What is being asked =
Where the records hold the string "JSON", show the whole line it sits on.

BEGIN Data for this exercise

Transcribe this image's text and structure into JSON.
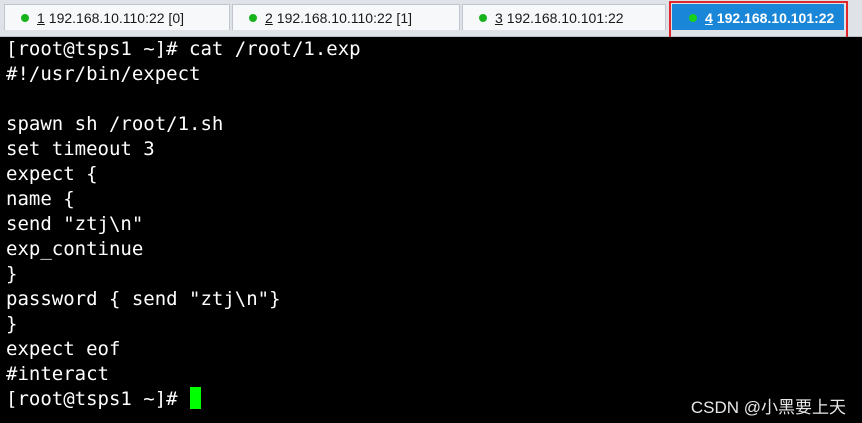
{
  "tabs": [
    {
      "num": "1",
      "title": "192.168.10.110:22 [0]"
    },
    {
      "num": "2",
      "title": "192.168.10.110:22 [1]"
    },
    {
      "num": "3",
      "title": "192.168.10.101:22"
    },
    {
      "num": "4",
      "title": "192.168.10.101:22"
    }
  ],
  "terminal": {
    "lines": [
      "[root@tsps1 ~]# cat /root/1.exp",
      "#!/usr/bin/expect",
      "",
      "spawn sh /root/1.sh",
      "set timeout 3",
      "expect {",
      "name {",
      "send \"ztj\\n\"",
      "exp_continue",
      "}",
      "password { send \"ztj\\n\"}",
      "}",
      "expect eof",
      "#interact"
    ],
    "prompt": "[root@tsps1 ~]#"
  },
  "colors": {
    "active_tab": "#1a86d8",
    "status_dot": "#19b31c",
    "cursor": "#00ff00",
    "highlight": "#e0262b"
  },
  "watermark": "CSDN @小黑要上天"
}
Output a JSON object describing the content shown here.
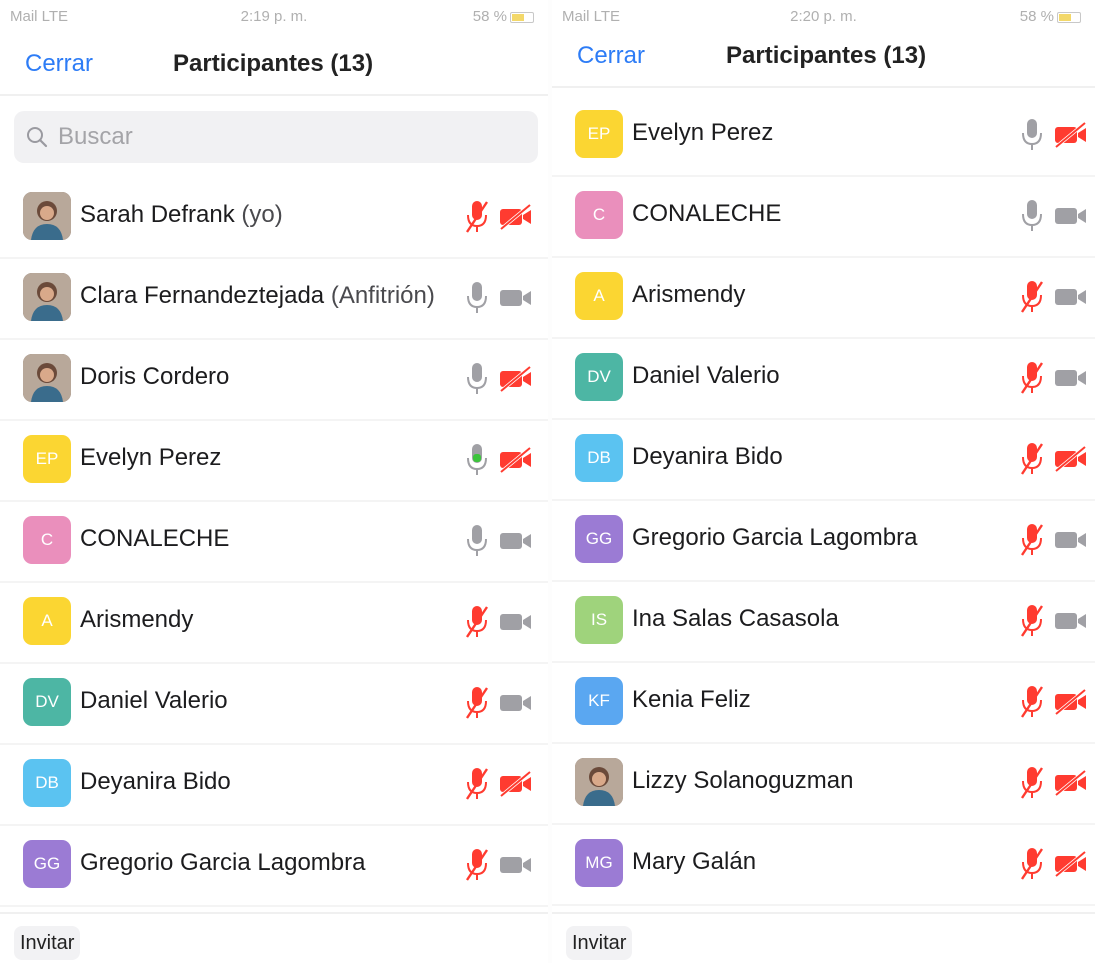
{
  "colors": {
    "accent": "#2d7cf6",
    "muted_red": "#ff3b30",
    "icon_gray": "#a0a0a5",
    "talking_green": "#3cc43c"
  },
  "panels": [
    {
      "status": {
        "left": "Mail LTE",
        "time": "2:19 p. m.",
        "right": "58 %"
      },
      "nav": {
        "close_label": "Cerrar",
        "title": "Participantes (13)"
      },
      "search": {
        "placeholder": "Buscar",
        "icon": "search-icon"
      },
      "participants": [
        {
          "initials": "",
          "photo": true,
          "name": "Sarah Defrank",
          "suffix": " (yo)",
          "mic": "muted",
          "cam": "off"
        },
        {
          "initials": "",
          "photo": true,
          "name": "Clara Fernandeztejada",
          "suffix": " (Anfitrión)",
          "mic": "on",
          "cam": "on"
        },
        {
          "initials": "",
          "photo": true,
          "name": "Doris Cordero",
          "suffix": "",
          "mic": "on",
          "cam": "off"
        },
        {
          "initials": "EP",
          "color": "#fbd632",
          "name": "Evelyn Perez",
          "suffix": "",
          "mic": "talking",
          "cam": "off"
        },
        {
          "initials": "C",
          "color": "#ea8fbc",
          "name": "CONALECHE",
          "suffix": "",
          "mic": "on",
          "cam": "on"
        },
        {
          "initials": "A",
          "color": "#fbd632",
          "name": "Arismendy",
          "suffix": "",
          "mic": "muted",
          "cam": "on"
        },
        {
          "initials": "DV",
          "color": "#4db6a4",
          "name": "Daniel Valerio",
          "suffix": "",
          "mic": "muted",
          "cam": "on"
        },
        {
          "initials": "DB",
          "color": "#5bc3f1",
          "name": "Deyanira Bido",
          "suffix": "",
          "mic": "muted",
          "cam": "off"
        },
        {
          "initials": "GG",
          "color": "#9b7bd4",
          "name": "Gregorio Garcia Lagombra",
          "suffix": "",
          "mic": "muted",
          "cam": "on"
        }
      ],
      "invite_label": "Invitar"
    },
    {
      "status": {
        "left": "Mail LTE",
        "time": "2:20 p. m.",
        "right": "58 %"
      },
      "nav": {
        "close_label": "Cerrar",
        "title": "Participantes (13)"
      },
      "participants": [
        {
          "initials": "EP",
          "color": "#fbd632",
          "name": "Evelyn Perez",
          "suffix": "",
          "mic": "on",
          "cam": "off"
        },
        {
          "initials": "C",
          "color": "#ea8fbc",
          "name": "CONALECHE",
          "suffix": "",
          "mic": "on",
          "cam": "on"
        },
        {
          "initials": "A",
          "color": "#fbd632",
          "name": "Arismendy",
          "suffix": "",
          "mic": "muted",
          "cam": "on"
        },
        {
          "initials": "DV",
          "color": "#4db6a4",
          "name": "Daniel Valerio",
          "suffix": "",
          "mic": "muted",
          "cam": "on"
        },
        {
          "initials": "DB",
          "color": "#5bc3f1",
          "name": "Deyanira Bido",
          "suffix": "",
          "mic": "muted",
          "cam": "off"
        },
        {
          "initials": "GG",
          "color": "#9b7bd4",
          "name": "Gregorio Garcia Lagombra",
          "suffix": "",
          "mic": "muted",
          "cam": "on"
        },
        {
          "initials": "IS",
          "color": "#9fd37c",
          "name": "Ina Salas Casasola",
          "suffix": "",
          "mic": "muted",
          "cam": "on"
        },
        {
          "initials": "KF",
          "color": "#5aa7f1",
          "name": "Kenia Feliz",
          "suffix": "",
          "mic": "muted",
          "cam": "off"
        },
        {
          "initials": "",
          "photo": true,
          "name": "Lizzy Solanoguzman",
          "suffix": "",
          "mic": "muted",
          "cam": "off"
        },
        {
          "initials": "MG",
          "color": "#9b7bd4",
          "name": "Mary Galán",
          "suffix": "",
          "mic": "muted",
          "cam": "off"
        }
      ],
      "invite_label": "Invitar"
    }
  ]
}
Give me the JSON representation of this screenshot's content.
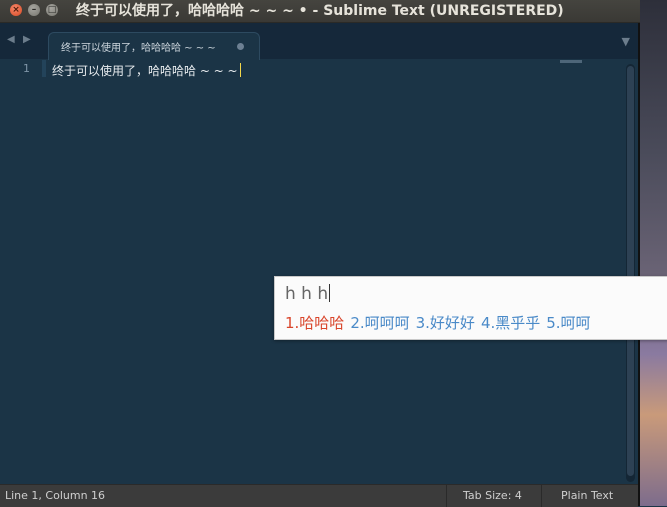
{
  "window": {
    "title": "终于可以使用了，哈哈哈哈 ~ ~ ~ • - Sublime Text (UNREGISTERED)",
    "close_glyph": "×",
    "min_glyph": "–",
    "max_glyph": "□"
  },
  "tabs": {
    "nav_left": "◀",
    "nav_right": "▶",
    "active_label": "终于可以使用了，哈哈哈哈 ~ ~ ~",
    "menu_glyph": "▼"
  },
  "editor": {
    "line_number": "1",
    "line_text": "终于可以使用了，哈哈哈哈 ~ ~ ~"
  },
  "ime": {
    "input": "h h h",
    "candidates": [
      "1.哈哈哈",
      "2.呵呵呵",
      "3.好好好",
      "4.黑乎乎",
      "5.呵呵"
    ],
    "selected_index": 0
  },
  "statusbar": {
    "position": "Line 1, Column 16",
    "tab_size": "Tab Size: 4",
    "syntax": "Plain Text"
  },
  "colors": {
    "editor_bg": "#1b3446",
    "cursor": "#f2d64b",
    "candidate": "#4a8ac8",
    "candidate_selected": "#d9452b"
  }
}
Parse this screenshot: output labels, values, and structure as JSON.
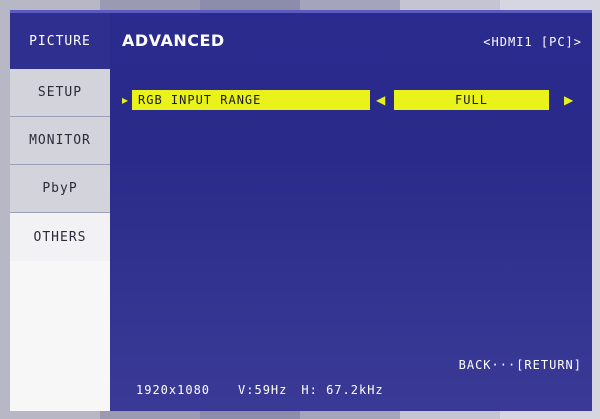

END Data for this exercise

Reply to the task =
Transcribe this image's text and structure into JSON.
Output a JSON object describing the content shown here.
Give me the JSON representation of this screenshot's content.
Parse this screenshot: output labels, values, and structure as JSON.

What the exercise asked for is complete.